The Snake River Birds of Prey National Conservation Area (NCA) was established by Congress in 1993 to preserve wildlife habitat and provide other compatible uses of the land. More than 700 pairs of raptors nest each spring along 81 miles of the Snake River Canyon. Cliffs tower to 700 feet above the Snake River, providing countless ledges, cracks and crevices for nesting raptors.
Photo Credit: Bob Wick
While the Snake River Birds of Prey National Conservation Area is open year-round, the best time to visit is mid-March through June. In March watch for eagle flight displays; in May for chick feeding; and the first week of June for fledging of the young.
Photo Credit: Antonia Hedrick, BLM
Types of nesters include:
Photo Credit : Larry Ridenhour, BLM
- Prarie Falcons
- American Kestrel
- Golden Eagle
- Northern Harrier
- Western Screech-owls
- Red-tailed and ferruginous hawks
- Rufous Hummingbirds
- Rock and Canyon Wrens
- Loggerhead Shrike
The 485,000-acre Birds of Prey area encompasses these recreation sites:
Celebration Park Visitor Center
Idaho’s only archaeological park, with huge basalt melon gravel revealing petroglyphs 100 to 10,000 years old.
36 campsites with gravel pads, cabanas, fire rings, community water spigots, outhouses, garbage service, boat ramp and docks, and an RV dumpsite.
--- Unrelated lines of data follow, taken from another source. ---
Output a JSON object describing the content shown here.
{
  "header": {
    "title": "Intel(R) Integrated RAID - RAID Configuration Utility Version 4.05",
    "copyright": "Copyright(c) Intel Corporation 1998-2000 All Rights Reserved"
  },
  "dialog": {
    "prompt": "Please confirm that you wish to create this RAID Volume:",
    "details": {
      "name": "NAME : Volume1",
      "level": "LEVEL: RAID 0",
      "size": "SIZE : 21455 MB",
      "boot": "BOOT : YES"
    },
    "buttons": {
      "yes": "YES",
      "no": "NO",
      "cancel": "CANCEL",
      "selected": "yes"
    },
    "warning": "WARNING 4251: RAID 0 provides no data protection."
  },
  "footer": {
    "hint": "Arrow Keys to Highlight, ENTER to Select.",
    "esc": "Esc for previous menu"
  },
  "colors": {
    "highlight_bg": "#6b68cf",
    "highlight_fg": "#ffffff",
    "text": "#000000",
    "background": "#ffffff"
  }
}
Dedication Point Overlook
Overlook 400 feet above the snake river and watch for raptors, sparrows, an so much more at the plateau.
Halverson Bar Trail System
A two-mile sandbar along the Snake River, two shallow lakes nestled below the rimrock and sand dunes, and miles of hiking trails.
Swan Falls Picnic Area
The oldest hydroelectric generating site on the Snake River, now operating as a museum for visitors.
Photo Credit: Bob Wick, BLM
Check out a detailed map and learn more about the Snake River Birds of Prey National Conservation Area here: www.blm.gov